The new research from Hiram College, which is titled "Crip For a Day," shows another side of disability simulation experiments. The researchers explained that while disability simulations did make able-bodied people feel warmer and more kindly towards the disabled, the able-bodied didn't feel better about interacting with disabled people. "Disability simulations made [able-bodied] participants feel more confused, embarrassed, helpless, and more vulnerable to becoming disabled themselves compared to baseline," the scientists wrote. They continued:
"Participants judged themselves less competent, expressed more pity, expressed more interaction discomfort, and were not more willing to interview disabled students for an accessibility project following the simulations compared to baseline. Frustration, guilt, anxiety, and depression were most pronounced among those who interacted with disabled people less than once per month."
The problem here should be obvious. Being disabled can be a challenging experience, but if simulations are simply producing distress without actually improving able-bodied peoples' ideas about the disabled community, they're not working. In 2014, scientists from the University of Colorado, Boulder, published results that showed that able-bodied people who do physical simulation exercises actually rate disabled people as less competent afterwards, and are more likely to believe negative stereotypes about the disabled.
There are two other big criticisms of disability simulations. One is that they simply don't go far enough, and can't give an accurate picture. Another, related criticism is that they're restricted by time, and many of the biggest issues of living with a disability come with cumulative frustration and stress over time. The Division of Disability Resources & Educational Services at the University of Illinois explicitly refuses to let able-bodied students attempt to experience disability using things like wheelchairs, because, as they point out, these sorts of experiences are limited, "other" disabled people, and make able-bodied people feel, falsely, as if they really understand what disability is like.
Able-bodied people, by definition, are also bad at being disabled. Toby Olson, executive secretary of the Washington state Governor's Committee on Disability Issues and Employment, explains that this is a key problem:
"If you participate in a simulation, what you experience will not be at all like a slice from the life of a person who has lived with that disability for any time. The difference will not be because you'll know that you'll be taking off the blindfold or walking away from the wheelchair at the end. The difference will be because, without any of the coping skills and techniques people with disabilities create and master throughout their lives, the best you will be able to manage will be to emulate the experience of being the single most hapless, incompetent individual with that particular disability on the face of the planet."
Simulations, as Olson and other people point out, don't exactly give an accurate impression of life with a disability, and can in fact reinforce negative stereotypes. Disability rights advocate Emily Ladau wrote for the Huffington Post, "It may make a person more aware of another person’s experiences, but it doesn’t dig deep to the root of discrimination against people with minority identities.
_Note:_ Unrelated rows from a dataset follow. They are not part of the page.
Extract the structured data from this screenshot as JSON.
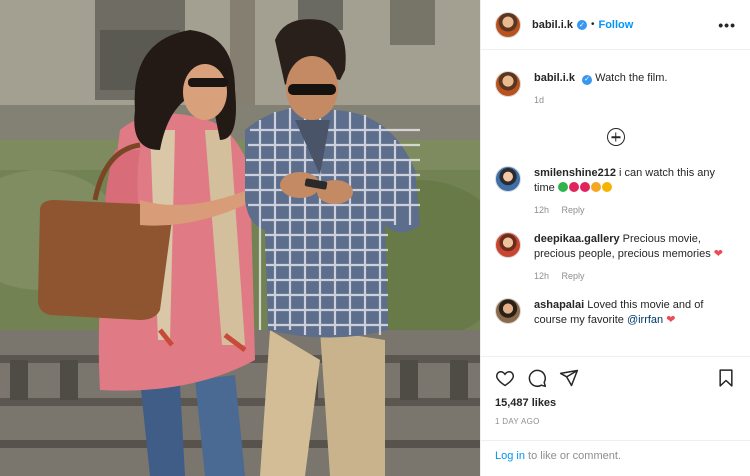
{
  "post": {
    "username": "babil.i.k",
    "follow_label": "Follow",
    "more_label": "•••",
    "caption": {
      "username": "babil.i.k",
      "text": "Watch the film.",
      "time": "1d"
    }
  },
  "comments": [
    {
      "username": "smilenshine212",
      "text": "i can watch this any time",
      "emojis": [
        "#2fb34a",
        "#e0245e",
        "#e0245e",
        "#f5a623",
        "#f5b400"
      ],
      "time": "12h",
      "reply": "Reply"
    },
    {
      "username": "deepikaa.gallery",
      "text": "Precious movie, precious people, precious memories",
      "heart": "❤",
      "time": "12h",
      "reply": "Reply"
    },
    {
      "username": "ashapalai",
      "text": "Loved this movie and of course my favorite",
      "mention": "@irrfan",
      "heart": "❤"
    }
  ],
  "likes": "15,487 likes",
  "posted_ago": "1 DAY AGO",
  "login_bar": {
    "link": "Log in",
    "rest": " to like or comment."
  },
  "colors": {
    "accent": "#0095f6",
    "verified": "#3897f0",
    "heart": "#ed4956"
  }
}
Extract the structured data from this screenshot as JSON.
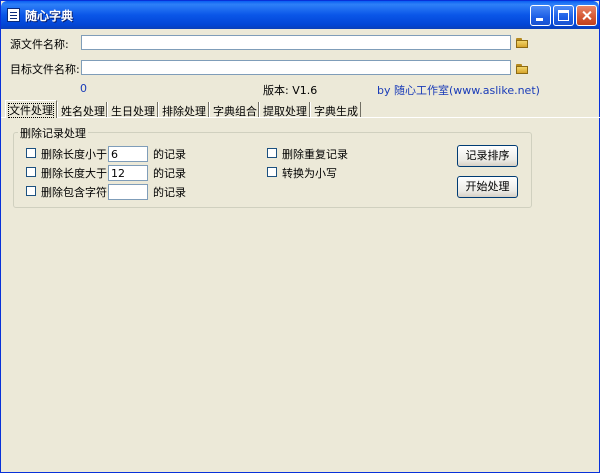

Instead, it’s more likely to evoke empathy or pity than true acceptance." Pity, inaccurate and skewed views of what being disabled is "really like," and alarm and distress aren't the ways to provide better links between able-bodied and disabled people. They may actually just make things worse.